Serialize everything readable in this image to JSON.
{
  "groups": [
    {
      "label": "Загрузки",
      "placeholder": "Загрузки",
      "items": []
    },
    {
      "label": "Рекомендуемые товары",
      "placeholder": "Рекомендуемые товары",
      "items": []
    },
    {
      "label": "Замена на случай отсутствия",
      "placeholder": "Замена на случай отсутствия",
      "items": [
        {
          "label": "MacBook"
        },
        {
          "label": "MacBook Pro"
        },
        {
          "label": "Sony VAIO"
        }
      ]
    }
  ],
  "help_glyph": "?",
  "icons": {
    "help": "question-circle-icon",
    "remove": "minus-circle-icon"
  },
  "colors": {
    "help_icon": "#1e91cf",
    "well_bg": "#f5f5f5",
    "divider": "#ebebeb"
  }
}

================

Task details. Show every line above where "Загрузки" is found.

Answer.
      "label": "Загрузки",
      "placeholder": "Загрузки",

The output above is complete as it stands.